The article and sidebar (“Sex in Leviticus”) by Christopher J. H. Wright are my favorites on this topic. Wright provides an interesting, reasonable, and understandable explanation of how the OT applies to our lives now. Statements such as this are representative of his sentiment, “To imagine that ‘living biblically’ means trying to keep as many ancient rules as possible just because they are in the Bible misses the point of the law in the first place. Old Testament law was not just about rules but also about relationship with God, founded on God’s grace and redemption, and motivated by the mission of living as the people of God in the world, so that the world should come to know the living God.”
Wright’s explanation of why we no longer follow the sacrificial and dietary laws of the OT are especially helpful. He concludes with a series of questions we can utilize when trying to connect the ancient laws of Israel with our current context which are insightful and extremely practical.
Wright’s sidebar on love (hetero/homo) is interesting, controversial, and far too short. He takes the traditional position on homosexuality (it is sinful) based on Genesis 2:24 but qualifies by noting, “that the Bible has far more to say about all forms of disordered heterosexual sexual activity, including nonmarital and extramarital, than its prohibition of same-sex intercourse.”
Overall, CT provided a good introduction to the topic. I think there are a few things CT could have done to strengthen their coverage of the topic besides those noted above, specifically:
Where was the historical perspective from Mark Noll? This could have provided an overview of other understandings of the atonement (ransom theory, Christus Victor, moral influence, satisfaction, and penal substitution) as well as traditional understandings of the cohesiveness between the OT and NT (for example, some inkling of the allegorical understandings of the early church fathers).
Where was the more liberal perspective? If not providing it from a liberal author, at least a summary of this perspective would have been helpful (John Shelby Spong as an example).

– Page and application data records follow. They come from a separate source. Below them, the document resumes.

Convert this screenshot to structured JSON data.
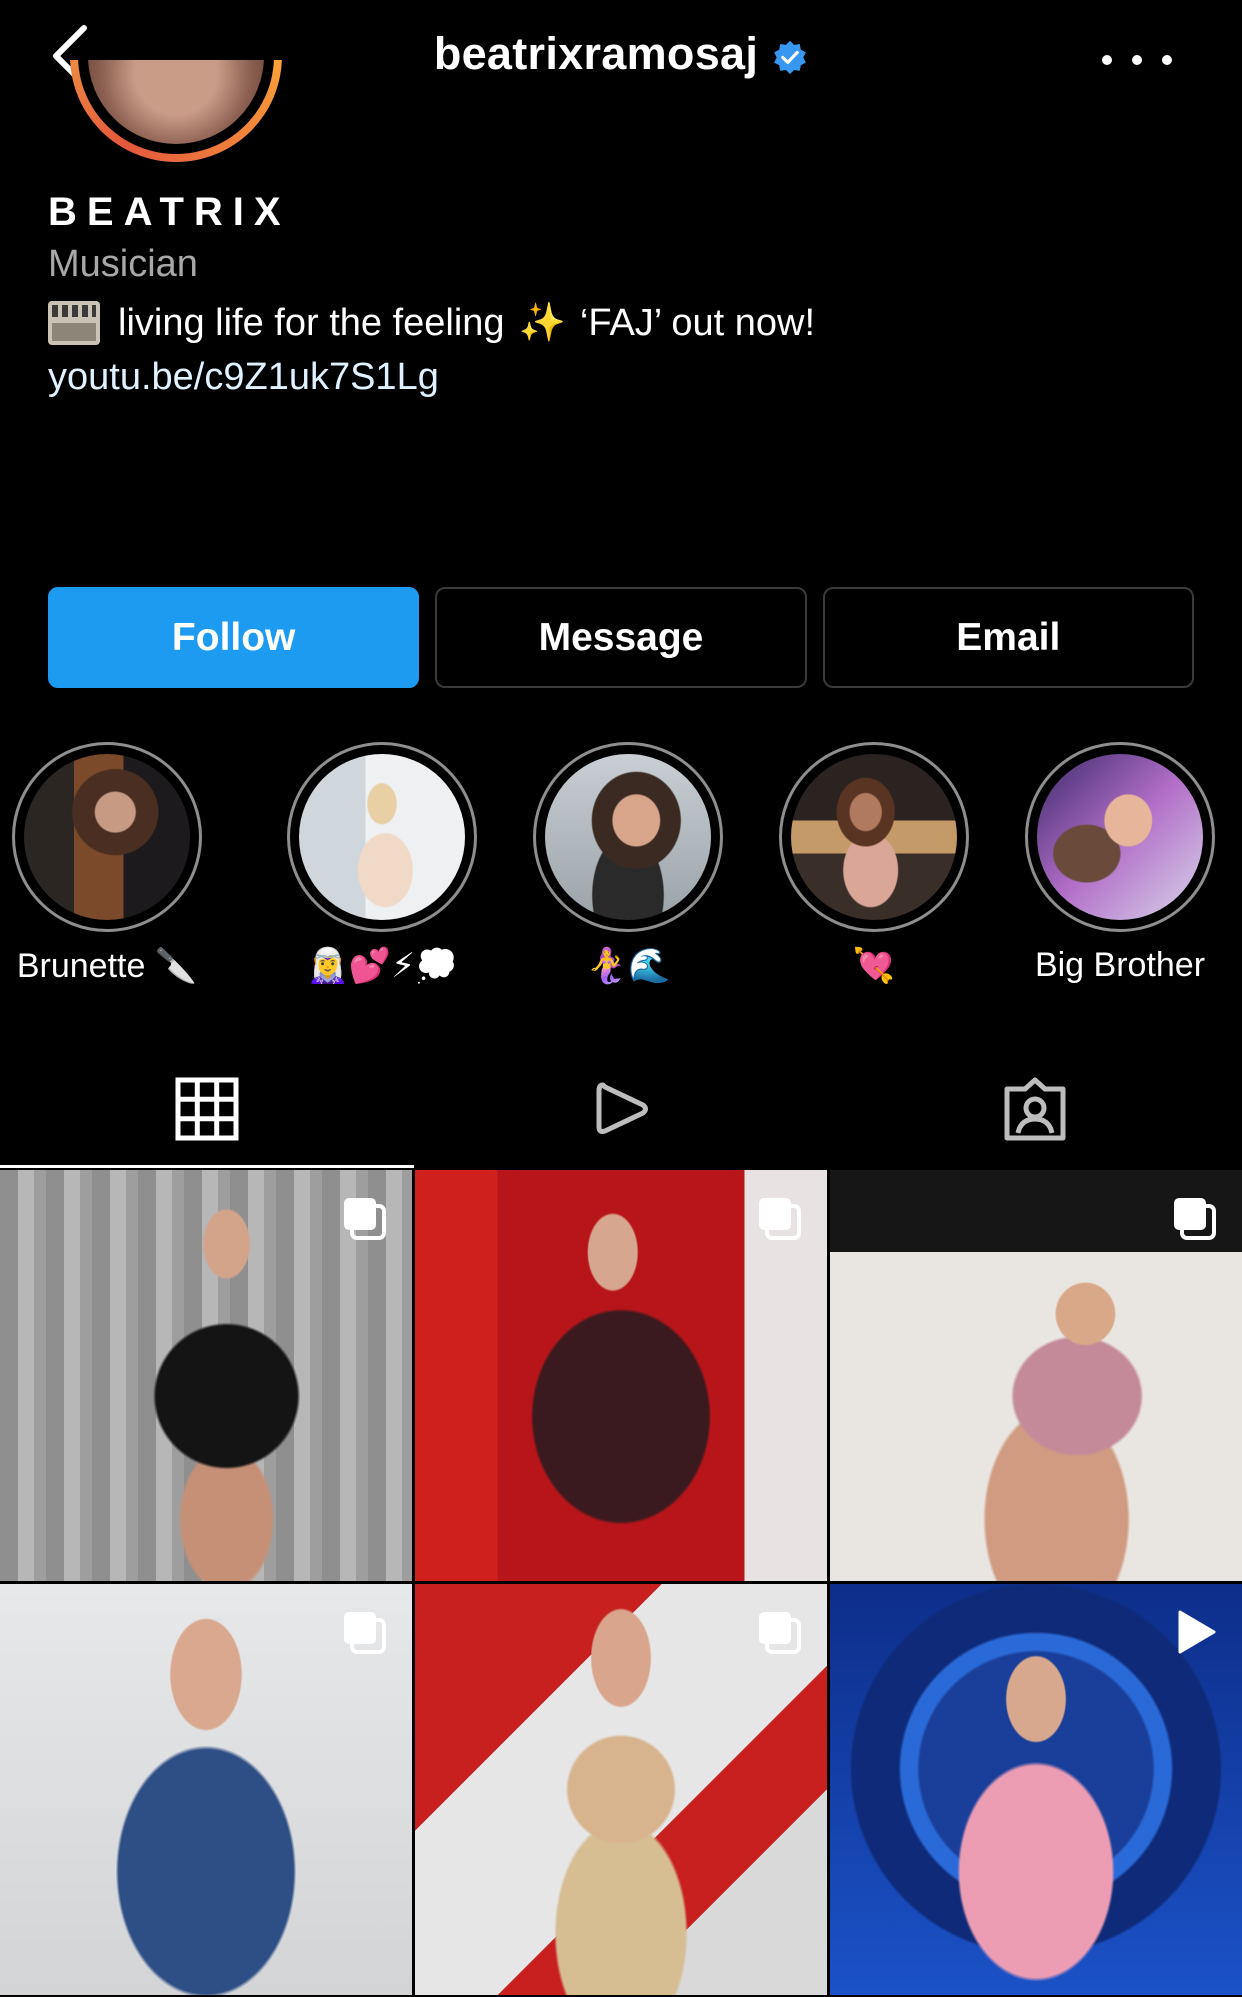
{
  "header": {
    "username": "beatrixramosaj",
    "back_icon": "chevron-left-icon",
    "verified_icon": "verified-badge-icon",
    "more_icon": "more-horizontal-icon",
    "verified_color": "#3897f0"
  },
  "profile": {
    "display_name": "BEATRIX",
    "category": "Musician",
    "bio": {
      "emoji_icon": "film-frames-icon",
      "text_before": "living life for the feeling",
      "sparkle": "✨",
      "text_after": "‘FAJ’ out now!"
    },
    "link": "youtu.be/c9Z1uk7S1Lg"
  },
  "actions": {
    "follow": "Follow",
    "message": "Message",
    "email": "Email",
    "accent": "#1d9bf0"
  },
  "highlights": [
    {
      "label": "Brunette 🔪"
    },
    {
      "label": "🧝‍♀️💕⚡💭"
    },
    {
      "label": "🧜‍♀️🌊"
    },
    {
      "label": "💘"
    },
    {
      "label": "Big Brother"
    }
  ],
  "tabs": [
    {
      "icon": "grid-icon",
      "active": true
    },
    {
      "icon": "reels-play-icon",
      "active": false
    },
    {
      "icon": "tagged-person-icon",
      "active": false
    }
  ],
  "posts": [
    {
      "badge": "carousel-icon"
    },
    {
      "badge": "carousel-icon"
    },
    {
      "badge": "carousel-icon"
    },
    {
      "badge": "carousel-icon"
    },
    {
      "badge": "carousel-icon"
    },
    {
      "badge": "video-play-icon"
    }
  ]
}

While the articles regularly mention that there are difficult passages in the NT on a similar level to those in the OT, there could have been article specifically dedicated to this topic. I’d especially like to see something looking at Jesus as portrayed in Revelation in contrast to Jesus in the Gospel and in comparison to the OT difficulty passages.